Here's one lesson we can draw from 2008: Grandma was right after all. Things really do look different after you've gone through tough times.

My grandmothers -- and maybe yours -- lived through the Great Depression. They saw firsthand the economic displacement that most of us know only from history books and old photos. More to the point, the experiences of their immediate families during hard times imparted key lessons and values -- values, about money in particular, that might have seemed old-fashioned to most of us. Until recently.

Did your grandmother say the following things to you?

"Always have some savings for a rainy day"
"But Grandma, the yield on that bank account is next to nothing," we'd tell her. "Put that money in stocks instead." She had the right idea, though. It's true that, recent blowups notwithstanding, stocks are an excellent place for long-term money that you're sure you won't need for at least five to seven years.

But rainy-day money, what we call an emergency fund, is money you might need tomorrow. It belongs somewhere that's safe and liquid -- meaning you can get at it quickly without hassles or big fees or "substantial penalties for early withdrawal." If you don't like the yields on your local bank's savings accounts, try a money market mutual fund. The government is guaranteeing them for the time being, but if you're worried anyway, stick with the big providers. Fidelity, Vanguard, T. Rowe Price, and similar heavyweights can be expected to stand behind their funds if something bad should happen.

If you don't have an emergency fund, or if your "emergency fund" consisted of a plan to tap home equity or credit cards in a pinch, it's time to build a real-money reserve. Three to six months' income is an ideal amount, but even a few hundred dollars is better than nothing. If things get really bad, every little bit will help.

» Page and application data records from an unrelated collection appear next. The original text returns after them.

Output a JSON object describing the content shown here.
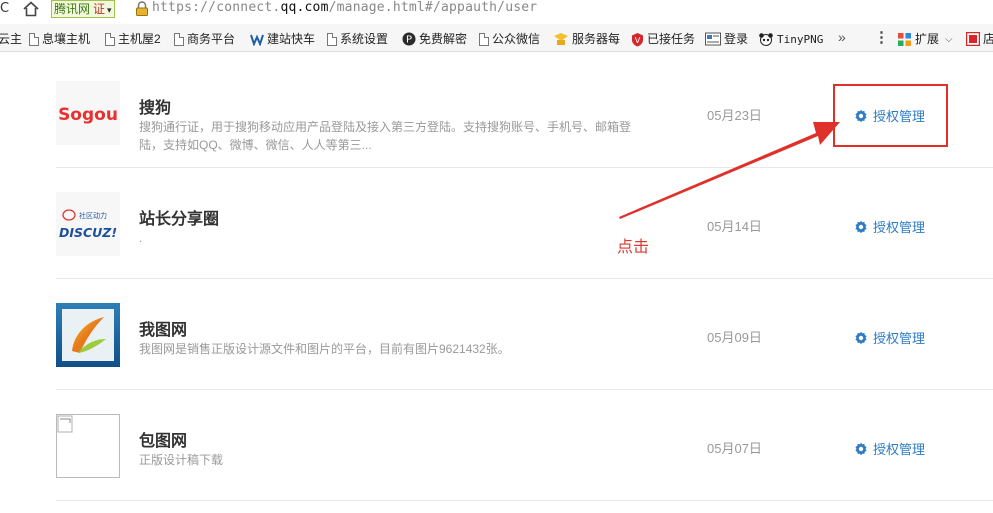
{
  "address_bar": {
    "reload_glyph": "C",
    "site_name": "腾讯网",
    "cert_label": "证",
    "url_prefix": "https://connect.",
    "url_domain": "qq.com",
    "url_path": "/manage.html#/appauth/user"
  },
  "bookmarks": [
    {
      "label": "云主",
      "icon": "none"
    },
    {
      "label": "息壤主机",
      "icon": "page-icon"
    },
    {
      "label": "主机屋2",
      "icon": "page-icon"
    },
    {
      "label": "商务平台",
      "icon": "page-icon"
    },
    {
      "label": "建站快车",
      "icon": "jianzhan-icon"
    },
    {
      "label": "系统设置",
      "icon": "page-icon"
    },
    {
      "label": "免费解密",
      "icon": "decrypt-icon"
    },
    {
      "label": "公众微信",
      "icon": "page-icon"
    },
    {
      "label": "服务器每",
      "icon": "server-icon"
    },
    {
      "label": "已接任务",
      "icon": "task-icon"
    },
    {
      "label": "登录",
      "icon": "login-icon"
    },
    {
      "label": "TinyPNG",
      "icon": "panda-icon"
    },
    {
      "label": "扩展",
      "icon": "extensions-icon"
    },
    {
      "label": "店",
      "icon": "store-icon"
    }
  ],
  "bookmark_more": "»",
  "menu_glyph": "⋮",
  "apps": [
    {
      "name": "搜狗",
      "desc": "搜狗通行证，用于搜狗移动应用产品登陆及接入第三方登陆。支持搜狗账号、手机号、邮箱登陆，支持如QQ、微博、微信、人人等第三...",
      "date": "05月23日",
      "logo": "sogou-logo",
      "action": "授权管理"
    },
    {
      "name": "站长分享圈",
      "desc": ".",
      "date": "05月14日",
      "logo": "discuz-logo",
      "action": "授权管理"
    },
    {
      "name": "我图网",
      "desc": "我图网是销售正版设计源文件和图片的平台，目前有图片9621432张。",
      "date": "05月09日",
      "logo": "ooopic-logo",
      "action": "授权管理"
    },
    {
      "name": "包图网",
      "desc": "正版设计稿下载",
      "date": "05月07日",
      "logo": "broken-image",
      "action": "授权管理"
    }
  ],
  "annotation": {
    "text": "点击",
    "color": "#e0302a"
  },
  "colors": {
    "link": "#2d7bc4",
    "annotation_red": "#e0302a"
  },
  "logo_text": {
    "sogou": "Sogou",
    "discuz": "DISCUZ!",
    "discuz_tag": "社区动力"
  }
}
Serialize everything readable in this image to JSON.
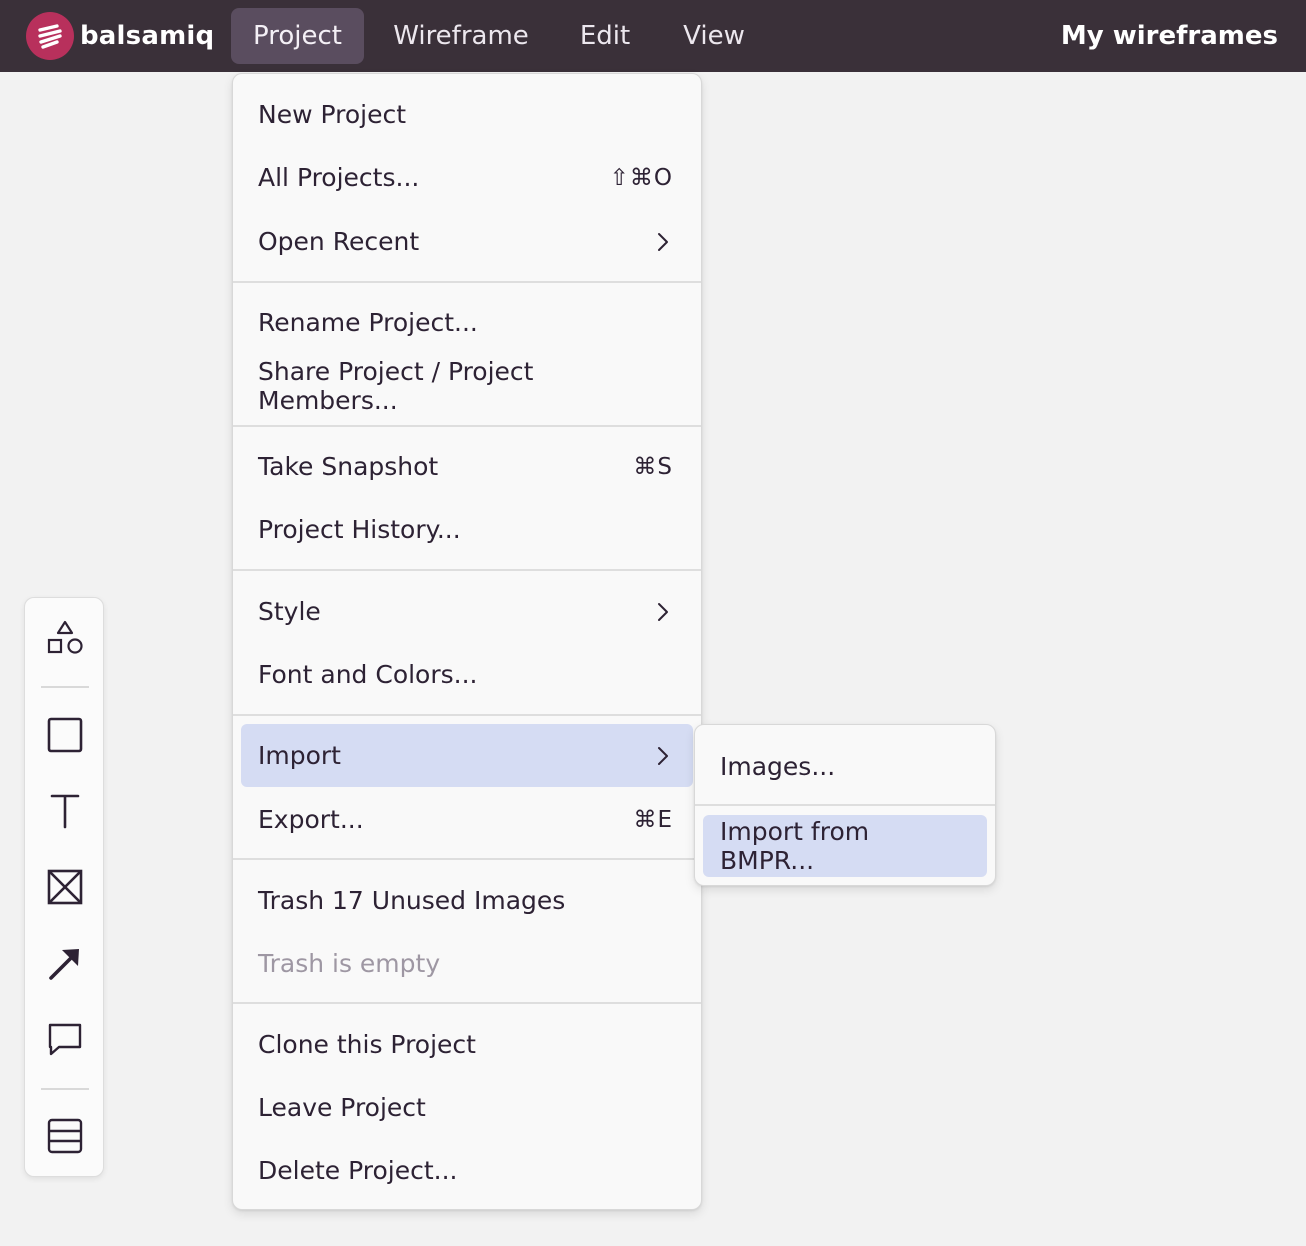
{
  "app": {
    "logo_text": "balsamiq",
    "right_link": "My wireframes"
  },
  "nav": [
    "Project",
    "Wireframe",
    "Edit",
    "View"
  ],
  "project_menu": {
    "new_project": "New Project",
    "all_projects": "All Projects...",
    "all_projects_shortcut": "⇧⌘O",
    "open_recent": "Open Recent",
    "rename_project": "Rename Project...",
    "share_project": "Share Project / Project Members...",
    "take_snapshot": "Take Snapshot",
    "take_snapshot_shortcut": "⌘S",
    "project_history": "Project History...",
    "style": "Style",
    "font_colors": "Font and Colors...",
    "import": "Import",
    "export": "Export...",
    "export_shortcut": "⌘E",
    "trash_unused": "Trash 17 Unused Images",
    "trash_empty": "Trash is empty",
    "clone_project": "Clone this Project",
    "leave_project": "Leave Project",
    "delete_project": "Delete Project..."
  },
  "import_submenu": {
    "images": "Images...",
    "import_bmpr": "Import from BMPR..."
  },
  "colors": {
    "topbar": "#3a3039",
    "highlight": "#d5dcf3",
    "logo": "#b8305c"
  },
  "toolbar_icons": [
    "shapes-icon",
    "rectangle-icon",
    "text-icon",
    "image-placeholder-icon",
    "arrow-icon",
    "comment-icon",
    "layout-icon"
  ]
}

"Debt is a scary thing"
Even if your grandparents were really debt-averse, odds are they had a mortgage, but I'll bet it wasn't the biggest mortgage an easy-credit broker would give them -- not that such brokers existed back then, but you know what I mean. Instead, they probably erred on the side of a smaller loan, a smaller house, and a monthly payment they felt sure they could make even if things got tough. And I'll bet they didn't make a habit of maxing out their credit cards.

They might have seemed overly cautious by modern standards, where the monthly payment has all too often been the key consideration, but here's what they knew: Debt is a tool, and a very useful one. So is a chainsaw. A failure to be careful with either can have exciting consequences, in an "oh, look, the engine just fell off our airplane!" sort of way.

If you're up to your eyeballs with credit card or other debt-driven excitement, now's an excellent time to start deleveraging your wallet, before your bank pushes you into it. Consider: The three biggest credit card issuers in America are JPMorgan Chase (NYSE:JPM), Bank of America (NYSE:BAC), and Citigroup (NYSE:C). Think those organizations are under some pressure to cut losses and reduce exposure right now? Other big plastic providers, such as American Express (NYSE:AXP) and Capital One Financial (NYSE:COF), are seeing delinquency rates rise sharply -- a trend that isn't likely to reverse course anytime soon. That's not a bandwagon you want to jump on.

"Be careful when you invest"
Grandma was always very concerned about the risk of her investments. She wanted big, stable companies she knew, with solid dividends -- companies such as Procter & Gamble (NYSE:PG) or Merck (NYSE:MRK). Small caps? Not unless she had expert guidance.

Of course, as we know, the best small-cap stocks are the biggest wealth builders over the long haul. And although building your own portfolio can be a great way to go, Grandma would never have bought into that idea. She might, though, have been tempted by a great small-cap mutual fund -- if the manager's way of thinking dovetailed with hers.

My grandma might have liked Royce Special Equity (RYSEX), for instance, a deep-value small-cap fund with an outstanding track record. The manager, Charlie Dreifus, is her kind of guy -- he keeps a lot of his own money in his fund and margins of safety in the forefront of his mind. Royce is down for the year, but it's well ahead of the S&P 500 -- and it should do very well indeed once the market starts to turn around.

Royce Special Equity was recommended by our Champion Funds newsletter back in 2006, and it was one of 21 funds cited for high praise in the new issue's year-end report. If you'd like to see the other 20, and get to know some more managers Grandma might have liked, help yourself to a 30-day free trial of Champion Funds. There's no obligation to subscribe, just as Grandma would have wanted. Get yours now.

Fool contributor John Rosevear has no position in the companies mentioned. Royce Special Equity is a Motley Fool Champion Funds pick. JPMorgan Chase and Bank of America are Motley Fool Income Investor selections. American Express is a Motley Fool Inside Value pick. The Fool owns shares of American Express. Try any of our Foolish newsletter services free for 30 days. The Fool's disclosure policy knows better than to mess with Grandma.